More moderate weather in the even numbered vintages, 2012, 2014, 2016 – let to plush, rounded, supple wines. Odd numbered vintages carry more red hues while the even numbered vintages ooze darker, denser notes.
Coming into this harvest, after an exceptionally mild growing season, I would have bet 2017 would break the pattern, and give us a lush, round, inky vintage rather than the tight and bright profile of the odd numbered years.
And then a heat spike arrived on Labor Day Weekend….
What a difference two weeks makes!
In 2016, an intense heat spike hit September 17th. The vines had ripened more quickly than in 2017 and we had picked almost all of our Syrah blocks prior to the change in weather pattern. This year, we had picked virtually no Syrah when temperatures soared above 100 F.
Most years in Ballard Canyon, heat spikes influence the flavor profile of our wine over any other element Mother Nature throws at us. Knock on wood, we don’t suffer from summer-time rain, hail, or mold-inducing humidity. While we are accustomed to these short, intense Santa Ana flows of hot air blowing from the desert to our east, we never want to pick grapes during, or just after them.
It turned out to be a blessing that the heat came early in 2017, as almost all of our red grapes had previously been hanging in the 18-21 brix range (generally we pick Syrah at 24+ brix). The heat brought a surge in sugar but then the vines had the chance to recover and relapse into steady, even ripening. The vines still had plenty of energy and rather than crashing and going dormant during the hot weather, they continued to photosynthesize afterwards.
While in 2016 we were thankful to have beaten the heat, 2017 turned out to be the opposite, and the heat came early enough for the vines to recover.
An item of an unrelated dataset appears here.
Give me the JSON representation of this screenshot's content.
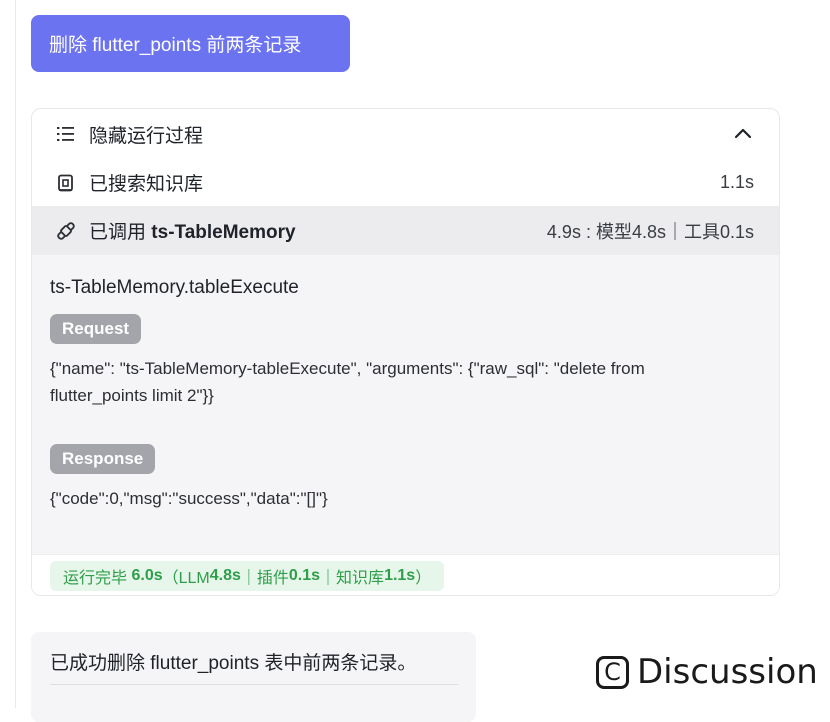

If sugars had already been approaching our picking window, the grapes would have immediately become over-ripe and most likely a bit dehydrated.
2017 Harvest Recap
Thus far it has been a fairly straight-forward harvest and we are especially pleased to taste slow, steady ripening in the remaining Syrah, Petite Sirah, Sangiovese, Grenache, and Roussanne. Below is the order of 2017 harvesting by varietal and date.
August 17th: Trousseau Pet’Nat
August 17 through September 4: Sauvignon Blanc
August 24: Trousseau
August 29-August 31: Viognier
August 30-September 7: Carbonic Sangiovese
August 30-Continuing Syrah
September 1-September 7: Chenin Blanc
September 5: Chardonnay
September 7-15 Grenache Rose
September 12-Continuing Sangiovese
September 14- October 3: Petite Sirah
September 27 – October 2: Mourvedre
October 4 – October 10: Grenache
October 4 – Nov 6: Roussanne
It’s tough to pinpoint the final character of the vintage at this early stage, but it is clear that the wines will be plusher and lusher than the odd-numbered vintages of late. If red harvest hadn’t been accelerated by the Labor Day heat there would be no question that the wines would show rounded opulence.
In 2017, there is simply too much meat for journalists to sink their teeth into: From 10 feet of rain in Napa Valley to the unprecedentedly horrific fires that ravaged Northern California at the tail end of harvest. And while our late-ripening Rhone-focused vineyard was spared from the heat wave, earlier ripening varietals, like Santa Barbara County Pinot Noir, might have been dramatically effected – dependent on winemaker’s picking decisions.